Women wanting to succeed in business need to trust their instincts and not listen to the critics, a conference in Auckland heard yesterday.
About 140 delegates gathered at the Global Women event to hear chief executives, managers, directors and businesswomen discuss their successes and the challenges they have faced.
Although membership to the forum is restricted, anyone could attend the conference to hear and meet speakers.
These included Saatchi & Saatchi's chief executive Nicola Bell and Sarah Paykel, who helped establish bath and body company Lush in Australia and owns her own PR company. TV presenter Alison Mau was MC.
Paykel chaired a panel on how to fast-track entrepreneurial businesses, and said the forum wanted to provide collective support and encouragement for women in the workforce.
Start-up companies needed to clearly understand their market, have a goal, a vision and be prepared to seek help and hire people with qualifications they didn't have, Paykel said.
"You have to stay motivated. When it's your own business, you're delivering to yourself. You live and breathe your business.
"You need to know your market and be single minded, and really brave. You can't take no for an answer, and care what anyone says. You have to take knockbacks and explore every avenue, you have to explore. You need to be tenacious."
Paykel said there were many challenges for start-up businesses and most fledgling firms failed. Funding was a key issue for many companies. The first injection of money often came from personal savings or family money before banks came on board, and funding difficulties could restrict businesses in the beginning, she said.
Paykel said doing business in Australia had its own challenges but the Australians celebrated success and weren't afraid to be proud of their achievements, whereas Kiwis tended to be more humble.
This was an attitude that needed to change to encourage more entrepreneurs, Justine Troy, former shareholder in 42Below, said.
There needed to be a shift of attitude to combat the "tall poppy" syndrome and that started with education at school level, Troy said. "We're [incredibly] humble. But we need to breed winners, it's about winning. We are so scared to put people on a podium."
Troy said she and husband and business partner Geoff Ross had a "gut feeling" that the business would be a success, even when everyone said "no".
Global Women board member, and director of WebSphere Software Group for IBM in Shanghai, Katrina Troughton said the organisation was about building a community of senior leaders who could share knowledge and information with the female workforce.
"It's about passing on experience and inspiring new leaders.

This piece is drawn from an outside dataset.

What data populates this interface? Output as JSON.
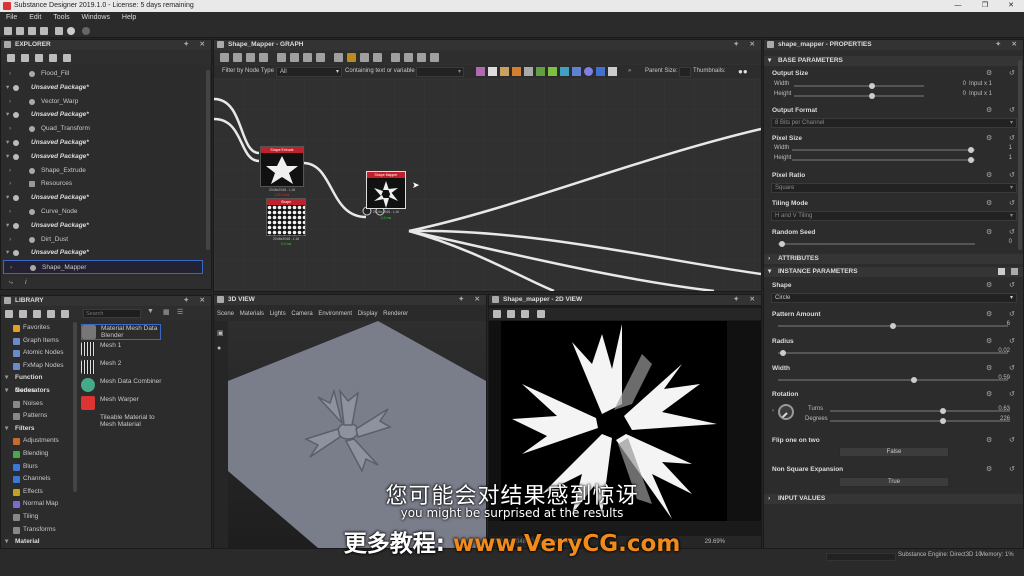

It's about sharing information and skills, to the next generation of leaders."
She said age was not a factor in becoming a business success. "There are people working into their late 60s now - women who start new careers in their 50s," Troughton said.